(Component data from apps and pages)
---

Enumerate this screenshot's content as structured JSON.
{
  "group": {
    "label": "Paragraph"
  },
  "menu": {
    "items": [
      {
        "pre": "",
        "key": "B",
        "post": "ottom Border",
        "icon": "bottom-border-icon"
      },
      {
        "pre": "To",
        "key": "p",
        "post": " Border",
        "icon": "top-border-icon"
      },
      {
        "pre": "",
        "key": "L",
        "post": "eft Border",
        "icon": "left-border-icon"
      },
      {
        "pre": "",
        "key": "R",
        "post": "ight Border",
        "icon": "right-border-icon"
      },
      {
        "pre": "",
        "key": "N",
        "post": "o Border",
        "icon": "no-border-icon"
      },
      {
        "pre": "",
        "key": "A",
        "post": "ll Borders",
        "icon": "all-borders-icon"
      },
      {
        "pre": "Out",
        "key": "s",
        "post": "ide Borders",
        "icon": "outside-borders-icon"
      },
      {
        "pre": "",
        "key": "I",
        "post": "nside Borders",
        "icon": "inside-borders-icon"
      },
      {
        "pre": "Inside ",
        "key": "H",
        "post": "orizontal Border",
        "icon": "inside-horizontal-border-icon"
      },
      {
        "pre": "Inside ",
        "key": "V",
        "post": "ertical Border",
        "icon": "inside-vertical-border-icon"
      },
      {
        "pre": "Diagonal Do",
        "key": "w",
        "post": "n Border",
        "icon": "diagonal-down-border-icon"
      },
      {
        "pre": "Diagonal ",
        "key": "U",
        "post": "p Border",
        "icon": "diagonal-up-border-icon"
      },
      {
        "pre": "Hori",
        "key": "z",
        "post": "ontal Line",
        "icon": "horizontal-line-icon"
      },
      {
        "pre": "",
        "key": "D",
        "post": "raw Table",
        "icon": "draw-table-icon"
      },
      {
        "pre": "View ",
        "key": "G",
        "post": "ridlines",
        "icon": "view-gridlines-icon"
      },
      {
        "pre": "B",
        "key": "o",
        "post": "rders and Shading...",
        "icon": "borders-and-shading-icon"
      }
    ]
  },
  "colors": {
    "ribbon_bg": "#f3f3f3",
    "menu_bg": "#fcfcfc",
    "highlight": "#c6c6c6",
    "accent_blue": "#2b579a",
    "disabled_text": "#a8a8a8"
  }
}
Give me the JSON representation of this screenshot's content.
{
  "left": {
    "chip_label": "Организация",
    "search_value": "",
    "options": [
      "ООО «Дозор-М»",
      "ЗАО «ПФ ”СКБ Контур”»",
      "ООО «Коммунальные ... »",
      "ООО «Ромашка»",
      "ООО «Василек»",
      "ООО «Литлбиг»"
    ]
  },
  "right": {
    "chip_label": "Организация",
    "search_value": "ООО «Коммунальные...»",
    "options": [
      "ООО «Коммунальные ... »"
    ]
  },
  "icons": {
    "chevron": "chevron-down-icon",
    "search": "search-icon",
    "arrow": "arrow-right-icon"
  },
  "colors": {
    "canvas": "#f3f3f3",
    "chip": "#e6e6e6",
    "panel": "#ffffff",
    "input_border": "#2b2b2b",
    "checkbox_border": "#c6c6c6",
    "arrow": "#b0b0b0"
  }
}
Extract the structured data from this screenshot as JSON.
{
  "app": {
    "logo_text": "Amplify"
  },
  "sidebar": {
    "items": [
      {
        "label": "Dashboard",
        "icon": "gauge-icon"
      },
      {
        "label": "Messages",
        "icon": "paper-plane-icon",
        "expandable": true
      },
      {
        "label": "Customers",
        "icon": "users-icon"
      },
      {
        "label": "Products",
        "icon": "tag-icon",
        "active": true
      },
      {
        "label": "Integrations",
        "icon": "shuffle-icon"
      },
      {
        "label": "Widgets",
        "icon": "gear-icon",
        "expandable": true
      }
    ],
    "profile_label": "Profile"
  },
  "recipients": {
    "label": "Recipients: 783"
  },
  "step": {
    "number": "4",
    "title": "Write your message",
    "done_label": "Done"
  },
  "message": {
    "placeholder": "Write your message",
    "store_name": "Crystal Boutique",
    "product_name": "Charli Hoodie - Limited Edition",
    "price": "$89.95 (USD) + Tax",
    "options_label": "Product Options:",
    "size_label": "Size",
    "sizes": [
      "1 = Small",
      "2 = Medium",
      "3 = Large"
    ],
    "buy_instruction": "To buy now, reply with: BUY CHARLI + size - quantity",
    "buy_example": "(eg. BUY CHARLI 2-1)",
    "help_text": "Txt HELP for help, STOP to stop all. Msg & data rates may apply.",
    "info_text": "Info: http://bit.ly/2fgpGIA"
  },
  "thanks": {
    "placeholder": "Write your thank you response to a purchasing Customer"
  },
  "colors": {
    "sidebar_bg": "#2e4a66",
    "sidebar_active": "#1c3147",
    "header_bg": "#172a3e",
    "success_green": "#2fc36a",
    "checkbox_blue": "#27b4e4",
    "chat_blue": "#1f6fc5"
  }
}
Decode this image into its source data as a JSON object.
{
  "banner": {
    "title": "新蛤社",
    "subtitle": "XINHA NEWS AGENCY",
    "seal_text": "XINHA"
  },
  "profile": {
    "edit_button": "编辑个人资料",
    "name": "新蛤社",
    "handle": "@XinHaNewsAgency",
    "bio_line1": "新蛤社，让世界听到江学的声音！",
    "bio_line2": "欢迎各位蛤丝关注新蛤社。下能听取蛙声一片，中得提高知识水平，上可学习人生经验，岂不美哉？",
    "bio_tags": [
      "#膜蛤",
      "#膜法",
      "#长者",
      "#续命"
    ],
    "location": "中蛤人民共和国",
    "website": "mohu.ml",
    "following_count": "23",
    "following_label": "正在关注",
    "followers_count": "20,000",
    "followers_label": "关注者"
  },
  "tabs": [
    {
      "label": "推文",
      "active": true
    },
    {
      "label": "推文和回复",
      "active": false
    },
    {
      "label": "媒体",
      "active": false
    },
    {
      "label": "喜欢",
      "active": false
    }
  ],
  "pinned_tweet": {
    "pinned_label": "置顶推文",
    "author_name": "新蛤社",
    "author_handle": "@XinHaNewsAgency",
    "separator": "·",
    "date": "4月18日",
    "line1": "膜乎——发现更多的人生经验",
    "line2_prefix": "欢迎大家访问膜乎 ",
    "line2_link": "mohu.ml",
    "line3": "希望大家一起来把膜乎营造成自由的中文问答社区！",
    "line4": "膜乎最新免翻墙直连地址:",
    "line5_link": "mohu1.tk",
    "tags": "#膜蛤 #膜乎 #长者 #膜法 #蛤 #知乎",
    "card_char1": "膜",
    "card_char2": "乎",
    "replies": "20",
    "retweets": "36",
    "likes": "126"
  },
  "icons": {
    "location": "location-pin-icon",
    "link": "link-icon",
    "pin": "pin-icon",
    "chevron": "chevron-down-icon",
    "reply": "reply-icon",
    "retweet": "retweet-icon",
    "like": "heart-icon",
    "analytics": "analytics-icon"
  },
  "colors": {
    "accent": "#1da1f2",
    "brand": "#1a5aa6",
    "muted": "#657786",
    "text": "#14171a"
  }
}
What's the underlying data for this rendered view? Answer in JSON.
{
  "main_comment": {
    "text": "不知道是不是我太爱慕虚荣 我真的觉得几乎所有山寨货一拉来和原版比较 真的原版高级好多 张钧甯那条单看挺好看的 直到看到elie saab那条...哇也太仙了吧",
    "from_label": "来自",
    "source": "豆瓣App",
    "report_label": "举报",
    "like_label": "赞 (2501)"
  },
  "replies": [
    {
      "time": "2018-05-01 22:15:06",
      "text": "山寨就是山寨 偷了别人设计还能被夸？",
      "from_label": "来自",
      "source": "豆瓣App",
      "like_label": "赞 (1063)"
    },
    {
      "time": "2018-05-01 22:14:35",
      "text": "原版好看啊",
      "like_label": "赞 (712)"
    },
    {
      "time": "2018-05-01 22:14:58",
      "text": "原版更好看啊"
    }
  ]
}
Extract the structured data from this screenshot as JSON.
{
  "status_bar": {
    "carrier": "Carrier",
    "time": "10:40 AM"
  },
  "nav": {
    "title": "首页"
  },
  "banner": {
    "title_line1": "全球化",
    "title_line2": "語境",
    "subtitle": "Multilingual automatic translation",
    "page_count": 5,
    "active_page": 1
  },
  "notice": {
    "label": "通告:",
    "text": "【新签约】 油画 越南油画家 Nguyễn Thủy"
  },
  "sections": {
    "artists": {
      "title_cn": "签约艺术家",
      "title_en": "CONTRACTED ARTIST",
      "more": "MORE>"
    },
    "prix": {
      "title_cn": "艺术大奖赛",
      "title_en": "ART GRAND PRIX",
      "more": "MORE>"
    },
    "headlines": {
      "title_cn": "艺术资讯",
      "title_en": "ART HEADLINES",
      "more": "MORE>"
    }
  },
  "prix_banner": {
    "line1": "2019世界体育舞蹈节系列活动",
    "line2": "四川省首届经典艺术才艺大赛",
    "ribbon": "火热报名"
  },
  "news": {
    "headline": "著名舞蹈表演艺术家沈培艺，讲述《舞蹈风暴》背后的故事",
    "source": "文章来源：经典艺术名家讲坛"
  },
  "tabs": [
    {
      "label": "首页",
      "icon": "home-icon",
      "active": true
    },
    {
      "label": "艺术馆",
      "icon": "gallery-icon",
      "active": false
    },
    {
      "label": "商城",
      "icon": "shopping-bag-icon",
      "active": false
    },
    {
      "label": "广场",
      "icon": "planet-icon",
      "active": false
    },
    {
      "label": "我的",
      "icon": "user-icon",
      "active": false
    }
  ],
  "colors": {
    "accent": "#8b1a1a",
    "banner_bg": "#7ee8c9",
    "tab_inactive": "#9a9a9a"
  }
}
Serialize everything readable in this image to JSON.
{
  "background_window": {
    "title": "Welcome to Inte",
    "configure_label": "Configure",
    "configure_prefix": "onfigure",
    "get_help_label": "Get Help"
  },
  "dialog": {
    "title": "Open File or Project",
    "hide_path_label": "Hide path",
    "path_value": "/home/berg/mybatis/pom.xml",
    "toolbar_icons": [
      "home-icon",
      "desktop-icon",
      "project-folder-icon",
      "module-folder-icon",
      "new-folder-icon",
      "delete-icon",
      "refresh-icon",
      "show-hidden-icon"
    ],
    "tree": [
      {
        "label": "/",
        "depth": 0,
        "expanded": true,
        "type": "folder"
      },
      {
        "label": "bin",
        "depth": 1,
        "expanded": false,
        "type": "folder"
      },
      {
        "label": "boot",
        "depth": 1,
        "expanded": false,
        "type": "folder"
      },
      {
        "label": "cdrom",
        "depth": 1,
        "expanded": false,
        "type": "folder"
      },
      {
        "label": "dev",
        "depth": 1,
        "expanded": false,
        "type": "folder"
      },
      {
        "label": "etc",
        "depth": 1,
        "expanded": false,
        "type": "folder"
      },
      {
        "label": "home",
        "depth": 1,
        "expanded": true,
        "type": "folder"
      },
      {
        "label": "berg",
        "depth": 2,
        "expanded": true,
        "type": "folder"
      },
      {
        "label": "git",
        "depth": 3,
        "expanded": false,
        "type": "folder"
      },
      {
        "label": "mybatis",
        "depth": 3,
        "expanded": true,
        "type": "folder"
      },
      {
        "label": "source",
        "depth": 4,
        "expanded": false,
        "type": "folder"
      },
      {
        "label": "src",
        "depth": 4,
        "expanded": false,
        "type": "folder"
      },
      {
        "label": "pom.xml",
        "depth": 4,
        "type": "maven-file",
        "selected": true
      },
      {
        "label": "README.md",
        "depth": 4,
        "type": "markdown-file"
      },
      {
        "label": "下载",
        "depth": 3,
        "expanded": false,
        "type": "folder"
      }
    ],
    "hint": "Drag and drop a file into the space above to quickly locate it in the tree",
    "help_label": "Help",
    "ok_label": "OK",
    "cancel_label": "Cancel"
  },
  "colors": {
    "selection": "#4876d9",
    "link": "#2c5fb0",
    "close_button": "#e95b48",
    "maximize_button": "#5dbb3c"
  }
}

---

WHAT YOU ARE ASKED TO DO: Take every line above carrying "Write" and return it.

RESULT:
    "title": "Write your message",
    "placeholder": "Write your message",
    "placeholder": "Write your thank you response to a purchasing Customer"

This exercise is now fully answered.